Go through the lines below and copy any that hold the string "sentence".

__The input__:

++++++++++++++++++++

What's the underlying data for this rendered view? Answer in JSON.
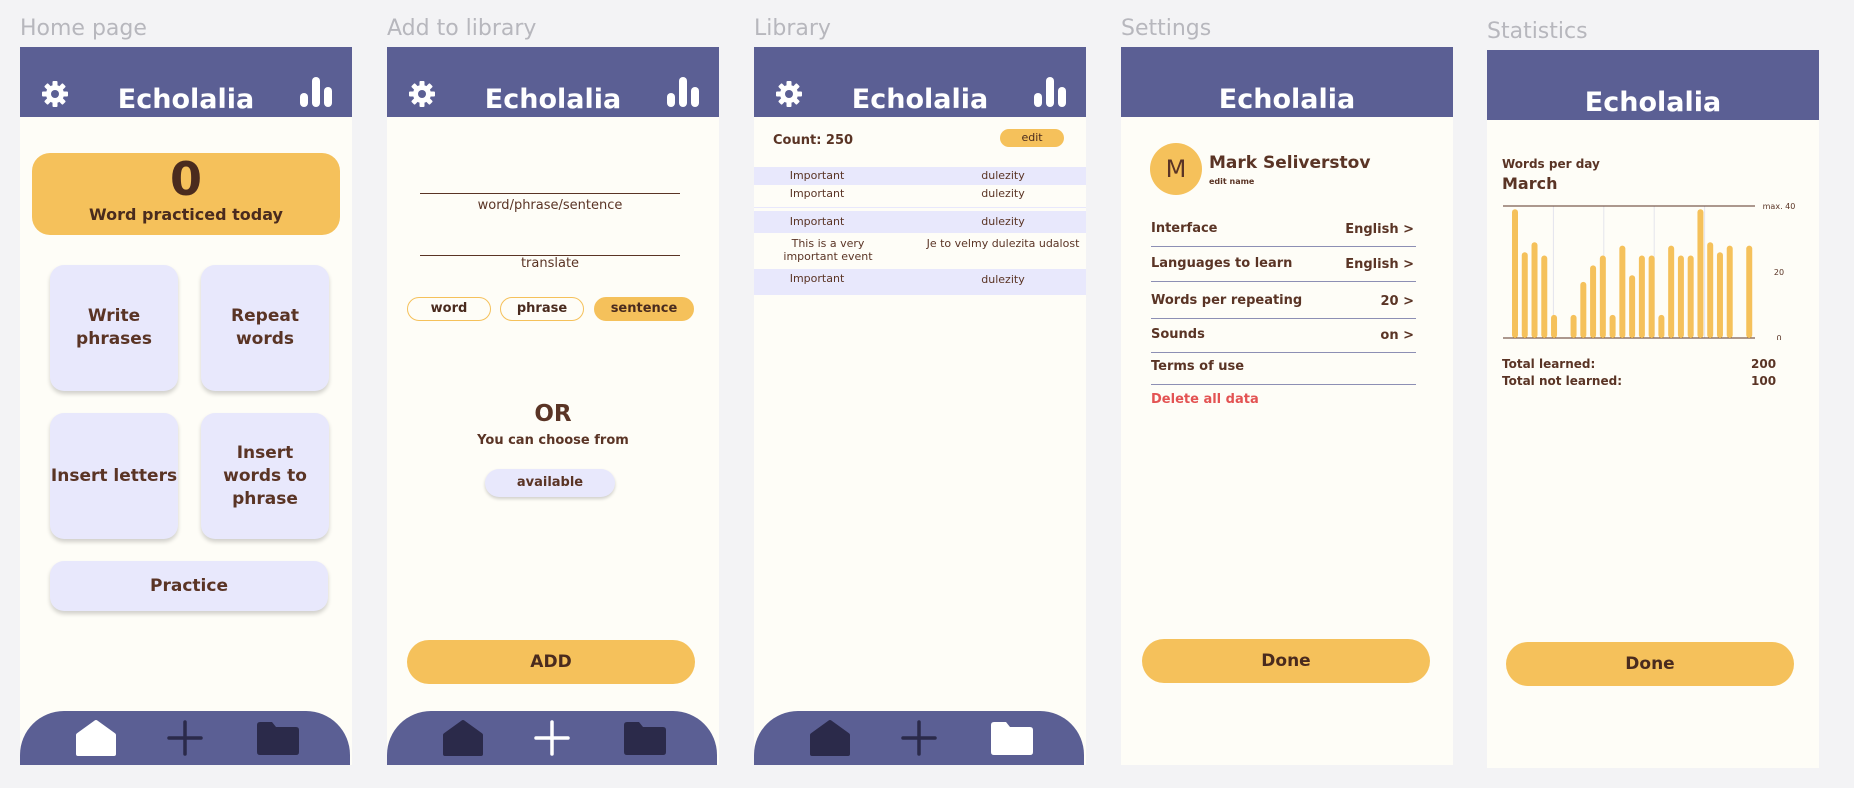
{
  "app_title": "Echolalia",
  "colors": {
    "header": "#5b5f94",
    "accent": "#f5c15b",
    "tile": "#e8e8fc",
    "text": "#5a3425",
    "danger": "#e35353"
  },
  "frames": {
    "home": "Home page",
    "add": "Add to library",
    "library": "Library",
    "settings": "Settings",
    "statistics": "Statistics"
  },
  "home": {
    "counter_value": "0",
    "counter_label": "Word practiced today",
    "tiles": [
      "Write phrases",
      "Repeat words",
      "Insert letters",
      "Insert words to phrase"
    ],
    "practice": "Practice"
  },
  "add": {
    "field_word": "word/phrase/sentence",
    "field_translate": "translate",
    "types": [
      "word",
      "phrase",
      "sentence"
    ],
    "selected_type": "sentence",
    "or": "OR",
    "choose": "You can choose from",
    "available": "available",
    "add_button": "ADD"
  },
  "library": {
    "count": "Count: 250",
    "edit": "edit",
    "rows": [
      {
        "word": "Important",
        "translation": "dulezity"
      },
      {
        "word": "Important",
        "translation": "dulezity"
      },
      {
        "word": "Important",
        "translation": "dulezity"
      },
      {
        "word": "This is a very important event",
        "translation": "Je to velmy dulezita udalost"
      },
      {
        "word": "Important",
        "translation": "dulezity"
      }
    ]
  },
  "settings": {
    "avatar_letter": "M",
    "user_name": "Mark Seliverstov",
    "edit_name": "edit name",
    "rows": [
      {
        "label": "Interface",
        "value": "English >"
      },
      {
        "label": "Languages to learn",
        "value": "English >"
      },
      {
        "label": "Words per repeating",
        "value": "20 >"
      },
      {
        "label": "Sounds",
        "value": "on >"
      },
      {
        "label": "Terms of use",
        "value": ""
      }
    ],
    "delete": "Delete all data",
    "done": "Done"
  },
  "statistics": {
    "heading": "Words per day",
    "month": "March",
    "total_learned_label": "Total learned:",
    "total_learned": "200",
    "total_not_learned_label": "Total not learned:",
    "total_not_learned": "100",
    "done": "Done"
  },
  "chart_data": {
    "type": "bar",
    "title": "",
    "ylim": [
      0,
      40
    ],
    "ytick_labels": [
      "max. 40",
      "20",
      "0"
    ],
    "values": [
      39,
      26,
      29,
      25,
      7,
      0,
      7,
      17,
      22,
      25,
      7,
      28,
      19,
      25,
      25,
      7,
      28,
      25,
      25,
      39,
      29,
      26,
      28,
      0,
      28
    ],
    "grid": true
  }
}
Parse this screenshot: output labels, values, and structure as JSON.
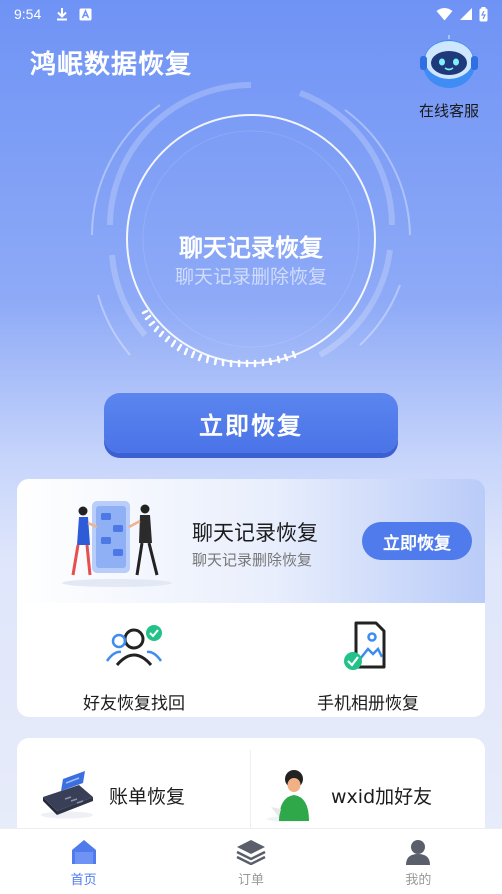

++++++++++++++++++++

__Response__:
    "field_word": "word/phrase/sentence",
      "sentence"
    "selected_type": "sentence",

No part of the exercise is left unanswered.